For the purpose of these methods this part of the course will first cover the construction of Green’s functions using eigenmode expansion techniques with radiating (open) or periodic boundary conditions depending on the type of scattering problem. In the case of layered reference structures the Green’s function will be expressed in terms of Sommerfeld integrals, and details of their evaluation in terms of poles of Fresnel reflection and transmission coefficients corresponding to bound modes will be discussed. In addition, details of the handling of singularities in Green’s functions will be covered. The course will cover a range of integral equation methods for theoretical research within the area of nano optics.

Prerequisites:  advanced knowledge in mathematical analysis and/or theoretical physics.

Evaluation: During each lecture the participants are evaluated through exercises, which provide and prove an understanding of the presented theory.

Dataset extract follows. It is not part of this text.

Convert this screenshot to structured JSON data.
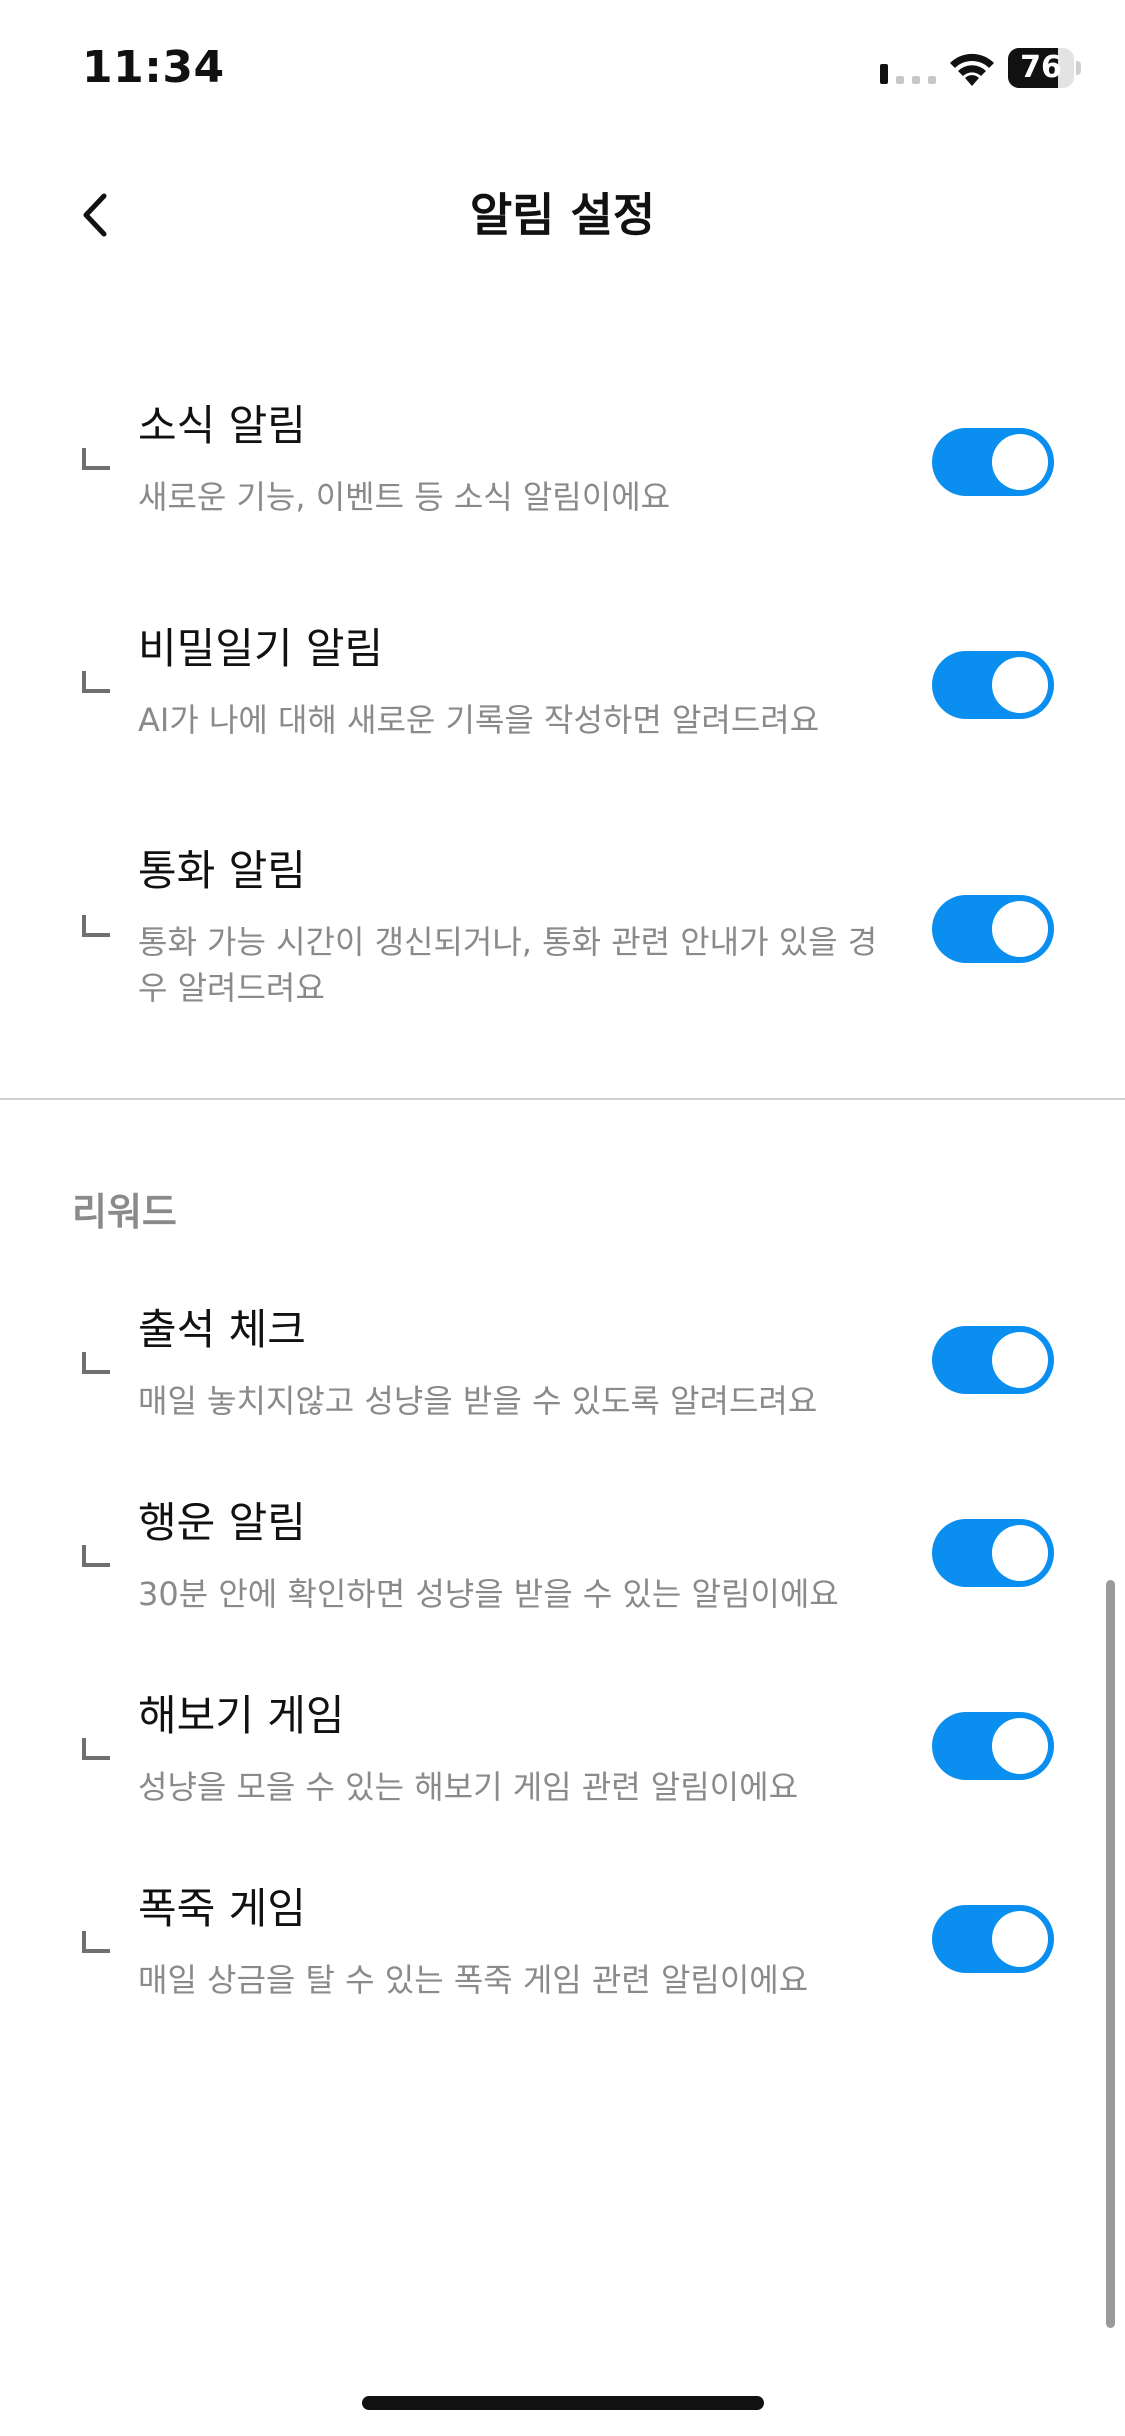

In order to pass the course, at least the exercises related to one of the topics should be satisfactory evaluated.

Organizers and lecturers: Professor Horia Cornean, e-mail: cornean@math.aau.dk and Associate Professor Thomas Søndergaard, e-mail: ts@mp.aau.dk

ECTS: 4

Time: First part of the course: Full days (8:15-16:15) on 26 February to 2 March 2018.

Second part of the course: Full days (8:15-16:15) on 5 March to 9 March 2018.

Place: Aalborg University, Skjernvej 4A, Room 3.102.

Zip code:
9220

City:
Aalborg Øst

Number of seats: 40